He earlier told BBC Sport he would be “devastated” to miss out as he was fit to race – despite having also been withdrawn from Monday’s 200m heats.

But when he attempted to pass through the athletes’ entrance to the stadium, an official and security personnel barred his way.

Botswana officials said they had received no explanation as to why Makwala was not allowed entry and had not been told to keep the runner in quarantine.

Some athletes have questioned the decision. Former British 400m runner Dai Greene tweeted: “I was really ill in the build up [to the 2010 Commonwealth Games] in Delhi as were so many others! But nobody stopped us racing or tested us.”

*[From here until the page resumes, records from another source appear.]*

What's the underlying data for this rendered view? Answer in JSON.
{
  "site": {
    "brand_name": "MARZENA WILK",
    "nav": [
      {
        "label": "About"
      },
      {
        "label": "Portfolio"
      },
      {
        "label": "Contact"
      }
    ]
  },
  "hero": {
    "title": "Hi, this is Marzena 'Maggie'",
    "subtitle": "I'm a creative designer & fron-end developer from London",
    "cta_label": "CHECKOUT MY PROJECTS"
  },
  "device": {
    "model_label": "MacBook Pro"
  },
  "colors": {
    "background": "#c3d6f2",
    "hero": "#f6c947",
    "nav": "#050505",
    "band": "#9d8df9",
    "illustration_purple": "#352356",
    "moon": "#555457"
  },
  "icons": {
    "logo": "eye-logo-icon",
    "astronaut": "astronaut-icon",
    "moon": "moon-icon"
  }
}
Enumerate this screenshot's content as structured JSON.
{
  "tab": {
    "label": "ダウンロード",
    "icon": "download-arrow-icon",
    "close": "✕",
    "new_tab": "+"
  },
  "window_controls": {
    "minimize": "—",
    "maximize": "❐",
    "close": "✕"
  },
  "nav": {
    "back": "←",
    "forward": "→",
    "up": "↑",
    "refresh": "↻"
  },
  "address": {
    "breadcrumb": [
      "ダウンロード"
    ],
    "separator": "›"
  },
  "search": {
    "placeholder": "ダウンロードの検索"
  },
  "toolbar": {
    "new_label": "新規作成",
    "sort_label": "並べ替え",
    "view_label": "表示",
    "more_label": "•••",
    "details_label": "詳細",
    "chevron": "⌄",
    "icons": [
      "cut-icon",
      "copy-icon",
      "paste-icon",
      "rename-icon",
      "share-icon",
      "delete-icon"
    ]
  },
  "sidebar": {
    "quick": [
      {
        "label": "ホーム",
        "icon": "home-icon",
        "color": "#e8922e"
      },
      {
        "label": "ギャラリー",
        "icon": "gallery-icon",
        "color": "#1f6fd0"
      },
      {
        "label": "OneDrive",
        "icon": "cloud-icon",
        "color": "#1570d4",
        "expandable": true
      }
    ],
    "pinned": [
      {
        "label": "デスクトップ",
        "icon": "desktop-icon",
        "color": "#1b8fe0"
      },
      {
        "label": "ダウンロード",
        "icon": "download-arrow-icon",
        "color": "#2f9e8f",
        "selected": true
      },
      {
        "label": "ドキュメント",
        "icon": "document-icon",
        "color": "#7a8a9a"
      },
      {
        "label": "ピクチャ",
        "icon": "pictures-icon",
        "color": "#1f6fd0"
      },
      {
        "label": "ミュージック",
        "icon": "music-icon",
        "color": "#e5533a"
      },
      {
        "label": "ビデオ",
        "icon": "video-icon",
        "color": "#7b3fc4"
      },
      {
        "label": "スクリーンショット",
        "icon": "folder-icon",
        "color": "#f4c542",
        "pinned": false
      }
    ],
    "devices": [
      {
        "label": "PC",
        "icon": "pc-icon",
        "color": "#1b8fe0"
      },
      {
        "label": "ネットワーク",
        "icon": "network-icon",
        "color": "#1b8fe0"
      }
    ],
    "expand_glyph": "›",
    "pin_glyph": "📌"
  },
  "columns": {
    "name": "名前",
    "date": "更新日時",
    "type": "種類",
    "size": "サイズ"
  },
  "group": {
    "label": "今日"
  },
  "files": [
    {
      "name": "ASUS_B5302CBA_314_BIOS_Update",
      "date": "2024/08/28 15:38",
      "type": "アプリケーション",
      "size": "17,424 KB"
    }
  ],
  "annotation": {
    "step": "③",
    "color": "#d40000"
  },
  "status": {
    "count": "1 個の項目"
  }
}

After winning gold, Van Niekerk said: “I would love him [Makwala] to have his fair opportunity. I believe he would have done very very well at these Championships. I’ve got so much sympathy. I really wish I could give him my medal.”

What does the IAAF say?

The IAAF said Makwala’s absence was “a sad case” but it is insistent it has communicated with the Botswana delegation each step of the way. It says its medical staff examined Makwala, who demonstrated symptoms of having contracted a virus.

Notes taken by a doctor showed the athlete had been vomiting over an 18-hour period – though Botswana’s O’Brien believes a mistake may have been made as Makwala was with him during some of this period and showed no symptoms.

Pam Venning, head of medical at the IAAF, told BBC Sport: “I have to trust my doctors.”

She said Public Health England guidance was to place athletes in quarantine to reduce the risk of infecting many more competitors at the championships and added: “My role is to ensure the healthcare of all the athletes here and it’s a very infectious and very virulent disease.”

A separate statement from governing body later clarified: “The team doctor, team leader and team physio had been informed following the medical examination that the athlete should be quarantined for 48 hours and would therefore be missing the 400m final on Tuesday.”

Venning also said “all the other teams” with affected athletes had adhered to IAAF instructions.

Who else has been affected?

Several German and Canadian athletes staying at the Tower Hotel fell ill last week.

A further 30 Germans due to arrive on Tuesday were moved to other hotels.

German triple jumper Neele Eckhardt collapsed but was well enough to compete on Saturday, and took part in Monday’s final.

The Ireland team, who are also staying at the hotel, have confirmed that one athlete – 400m hurdler Thomas Barr – has been affected.

The Tower Hotel said investigations conducted with environmental health officers and the athletics governing body had shown the hotel was “not the source of the illness”. That has also been confirmed by Public Health England.

Germany's Neele Eckhardt finished last in Monday's triple jump final<!–

Germany’s Neele Eckhardt finished last in Monday’s triple jump final

Analysis

Michael Johnson, four-time Olympic gold medallist

The IAAF may soon realise they have got this horribly wrong as to why they have chosen to disqualify Makwala.

Does this apply to other athletes? If you collapse, you are OK but if you vomit you aren’t OK?

There is a lot of inconsistency here.

And then of course, there is the elephant in the room – Wayde van Niekerk’s only challenger has been pulled out of both the 200m and 400m. The conspiracy theories will come out of the silence.

How do you catch norovirus?

Michelle Roberts, BBC Health

Stomach bugs that cause diarrhoea and vomiting are very common and easy to catch. You can get them from eating contaminated food or through contact with people who have got gastroenteritis.

If that infected person doesn’t wash their hands before handling your food or touching objects and surfaces that you then touch, there’s a good chance you could get sick too.

A person with gastroenteritis is most infectious from when their symptoms start until a couple of days after all their symptoms have gone.

Decision to turn away 400m star ‘disturbing’

Leave a Reply

Your email address will not be published. Required fields are marked *